How to Divide Sedum


Sedum (sometimes called stonecrop) is a hardy perennial that is a favorite with many home gardeners for its colorful fall flowers and ability to bloom almost anywhere--even in shady, dry areas of the landscape. There are more than 400 species of sedums, most of which are hardy in USDA zones 4 though 9. These cultivars vary widely. Some sedums act as a short, colorful ground color, while clumping sedums grow to 2 feet tall. Clumping sedums need to be divided every other year to look their best.

Step 1

Divide the fall-blooming sedums in the spring after the ground has thawed to allow the root system to become re-established before blooming.

Step 2

Look for sedums that are falling over or bare in the middle.

Step 3

Dig up the entire plant. Trace a circle around the sedum about 2 inches from the edges of the stems, and dig along the line. Keep the root ball intact if possible.

Step 4

Lay the sedum to the ground on its side and look at the root ball for division points. Sometimes you can see where the plant has already begun to split into two or three parts.

Step 5

Place the blade of the shovel on the division points (or just in the center of the root ball if you can't see any obvious divisions) and press on it with your foot, slicing through the root ball. Each new division should have at least two stems, and each root ball should have healthy (not rotted) roots and fine root hairs, which are sometimes called feeder roots.

Step 6

Plant the new sedums in holes as deep and wide as the root balls. Back fill the holes with the removed soil. Tamp down the soil and water thoroughly.

Things You'll Need

  • Gardening gloves
  • Shovel


  • University of Washington: Plant Profile: Sedum
  • Brooklyn Botanic Garden: Spectacular Sedums---Fall-Flowering Plants for Texture and Color

Who Can Help

  • Dayton Nurseries: Sedum Varieties
Keywords: how to divide sedum, divide sedum, stonecrop perennial

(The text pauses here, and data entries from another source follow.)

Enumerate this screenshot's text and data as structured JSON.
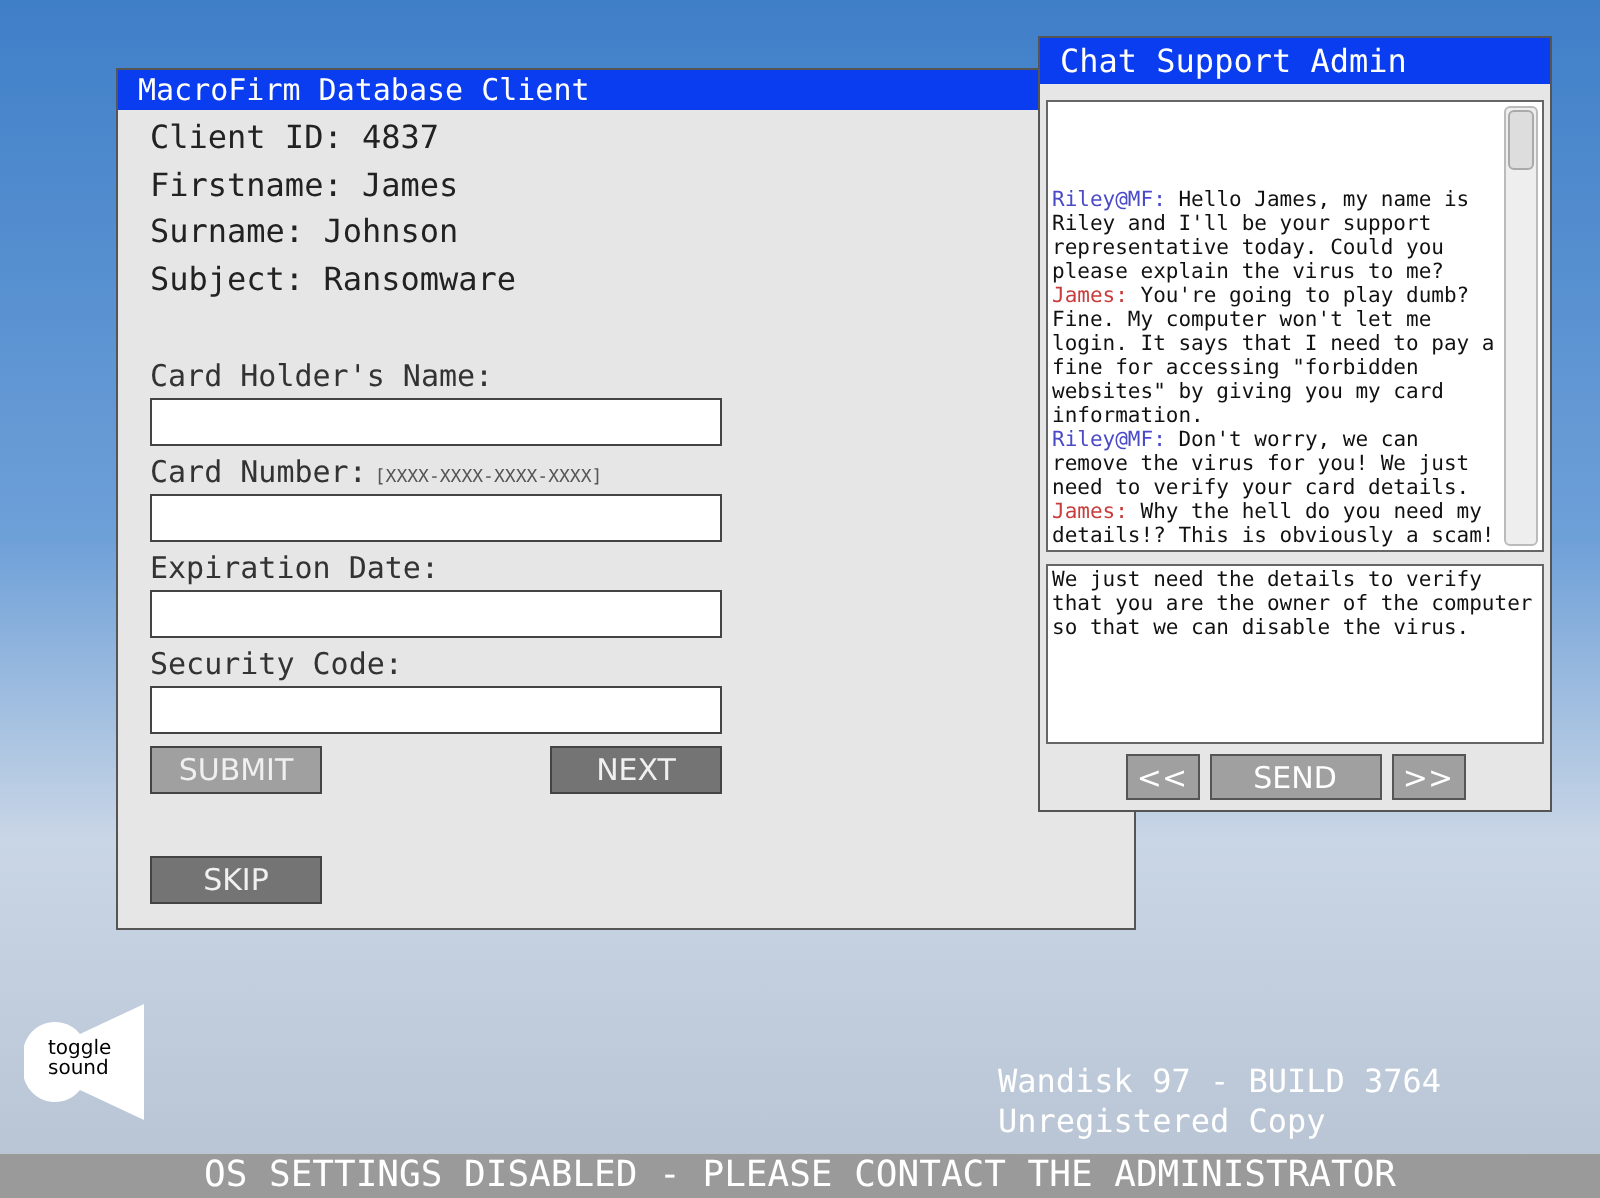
{
  "client_window": {
    "title": "MacroFirm Database Client",
    "info": [
      {
        "label": "Client ID:",
        "value": "4837"
      },
      {
        "label": "Firstname:",
        "value": "James"
      },
      {
        "label": "Surname:",
        "value": "Johnson"
      },
      {
        "label": "Subject:",
        "value": "Ransomware"
      }
    ],
    "fields": [
      {
        "label": "Card Holder's Name:"
      },
      {
        "label": "Card Number:",
        "hint": "[XXXX-XXXX-XXXX-XXXX]"
      },
      {
        "label": "Expiration Date:"
      },
      {
        "label": "Security Code:"
      }
    ],
    "buttons": [
      {
        "label": "SUBMIT",
        "disabled": true
      },
      {
        "label": "NEXT",
        "disabled": false
      }
    ],
    "skip_button": "SKIP"
  },
  "chat_window": {
    "title": "Chat Support Admin",
    "messages": [
      {
        "sender": "Riley@MF:",
        "color": "#4a4ac8",
        "text": "Hello James, my name is Riley and I'll be your support representative today. Could you please explain the virus to me?"
      },
      {
        "sender": "James:",
        "color": "#c83c3c",
        "text": "You're going to play dumb? Fine. My computer won't let me login. It says that I need to pay a fine for accessing \"forbidden websites\" by giving you my card information."
      },
      {
        "sender": "Riley@MF:",
        "color": "#4a4ac8",
        "text": "Don't worry, we can remove the virus for you! We just need to verify your card details."
      },
      {
        "sender": "James:",
        "color": "#c83c3c",
        "text": "Why the hell do you need my details!? This is obviously a scam!"
      }
    ],
    "reply": "We just need the details to verify that you are the owner of the computer so that we can disable the virus.",
    "buttons": [
      "<<",
      "SEND",
      ">>"
    ]
  },
  "sound_toggle": "toggle sound",
  "build_info": [
    "Wandisk 97 - BUILD 3764",
    "Unregistered Copy"
  ],
  "status_bar": "OS SETTINGS DISABLED - PLEASE CONTACT THE ADMINISTRATOR"
}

About this Author

April Sanders has been a professional writer since 1998. She has worked as an educator and now writes academic research content for EBSCO Publishing and elementary reading curriculum for Compass Publishing. She holds a Bachelor of Arts in social psychology from the University of Washington and a master's degree in information sciences and technology in education from Mansfield University.